[Opening Data in this exercise section]

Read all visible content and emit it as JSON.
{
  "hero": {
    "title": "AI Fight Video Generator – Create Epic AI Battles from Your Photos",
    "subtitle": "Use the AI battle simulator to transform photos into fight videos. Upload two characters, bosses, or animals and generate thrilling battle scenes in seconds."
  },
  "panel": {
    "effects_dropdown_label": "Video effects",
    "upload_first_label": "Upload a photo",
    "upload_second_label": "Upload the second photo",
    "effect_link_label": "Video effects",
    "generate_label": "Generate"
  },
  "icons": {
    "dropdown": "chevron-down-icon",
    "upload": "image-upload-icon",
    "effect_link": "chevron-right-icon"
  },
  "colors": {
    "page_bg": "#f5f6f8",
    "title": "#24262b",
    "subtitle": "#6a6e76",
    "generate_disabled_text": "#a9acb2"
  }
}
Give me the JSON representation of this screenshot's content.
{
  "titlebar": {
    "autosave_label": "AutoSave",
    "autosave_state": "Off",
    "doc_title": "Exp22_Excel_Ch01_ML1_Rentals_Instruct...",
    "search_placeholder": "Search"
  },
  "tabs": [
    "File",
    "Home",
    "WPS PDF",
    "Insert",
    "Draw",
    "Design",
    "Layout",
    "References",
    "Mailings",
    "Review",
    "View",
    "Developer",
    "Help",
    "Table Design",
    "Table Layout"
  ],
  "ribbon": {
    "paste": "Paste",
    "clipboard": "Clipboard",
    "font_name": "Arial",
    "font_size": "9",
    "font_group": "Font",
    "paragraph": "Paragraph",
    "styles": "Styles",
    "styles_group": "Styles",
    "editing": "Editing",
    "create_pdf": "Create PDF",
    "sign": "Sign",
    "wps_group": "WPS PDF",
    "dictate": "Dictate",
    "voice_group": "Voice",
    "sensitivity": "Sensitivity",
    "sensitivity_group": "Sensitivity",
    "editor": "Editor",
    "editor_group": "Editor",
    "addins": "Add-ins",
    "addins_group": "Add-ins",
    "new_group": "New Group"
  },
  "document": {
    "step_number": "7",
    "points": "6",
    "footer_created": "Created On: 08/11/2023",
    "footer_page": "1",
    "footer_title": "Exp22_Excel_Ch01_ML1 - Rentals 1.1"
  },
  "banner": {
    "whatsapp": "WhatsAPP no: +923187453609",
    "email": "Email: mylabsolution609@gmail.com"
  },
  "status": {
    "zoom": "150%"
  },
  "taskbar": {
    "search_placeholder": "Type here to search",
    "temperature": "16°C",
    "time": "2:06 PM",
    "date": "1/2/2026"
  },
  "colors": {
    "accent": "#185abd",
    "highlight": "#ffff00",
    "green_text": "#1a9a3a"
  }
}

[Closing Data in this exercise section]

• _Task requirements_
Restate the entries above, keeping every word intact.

• _Task output_
Read all visible content and emit it as JSON.
{
  "hero": {
    "title": "AI Fight Video Generator – Create Epic AI Battles from Your Photos",
    "subtitle": "Use the AI battle simulator to transform photos into fight videos. Upload two characters, bosses, or animals and generate thrilling battle scenes in seconds."
  },
  "panel": {
    "effects_dropdown_label": "Video effects",
    "upload_first_label": "Upload a photo",
    "upload_second_label": "Upload the second photo",
    "effect_link_label": "Video effects",
    "generate_label": "Generate"
  },
  "icons": {
    "dropdown": "chevron-down-icon",
    "upload": "image-upload-icon",
    "effect_link": "chevron-right-icon"
  },
  "colors": {
    "page_bg": "#f5f6f8",
    "title": "#24262b",
    "subtitle": "#6a6e76",
    "generate_disabled_text": "#a9acb2"
  }
}
Give me the JSON representation of this screenshot's content.
{
  "titlebar": {
    "autosave_label": "AutoSave",
    "autosave_state": "Off",
    "doc_title": "Exp22_Excel_Ch01_ML1_Rentals_Instruct...",
    "search_placeholder": "Search"
  },
  "tabs": [
    "File",
    "Home",
    "WPS PDF",
    "Insert",
    "Draw",
    "Design",
    "Layout",
    "References",
    "Mailings",
    "Review",
    "View",
    "Developer",
    "Help",
    "Table Design",
    "Table Layout"
  ],
  "ribbon": {
    "paste": "Paste",
    "clipboard": "Clipboard",
    "font_name": "Arial",
    "font_size": "9",
    "font_group": "Font",
    "paragraph": "Paragraph",
    "styles": "Styles",
    "styles_group": "Styles",
    "editing": "Editing",
    "create_pdf": "Create PDF",
    "sign": "Sign",
    "wps_group": "WPS PDF",
    "dictate": "Dictate",
    "voice_group": "Voice",
    "sensitivity": "Sensitivity",
    "sensitivity_group": "Sensitivity",
    "editor": "Editor",
    "editor_group": "Editor",
    "addins": "Add-ins",
    "addins_group": "Add-ins",
    "new_group": "New Group"
  },
  "document": {
    "step_number": "7",
    "points": "6",
    "footer_created": "Created On: 08/11/2023",
    "footer_page": "1",
    "footer_title": "Exp22_Excel_Ch01_ML1 - Rentals 1.1"
  },
  "banner": {
    "whatsapp": "WhatsAPP no: +923187453609",
    "email": "Email: mylabsolution609@gmail.com"
  },
  "status": {
    "zoom": "150%"
  },
  "taskbar": {
    "search_placeholder": "Type here to search",
    "temperature": "16°C",
    "time": "2:06 PM",
    "date": "1/2/2026"
  },
  "colors": {
    "accent": "#185abd",
    "highlight": "#ffff00",
    "green_text": "#1a9a3a"
  }
}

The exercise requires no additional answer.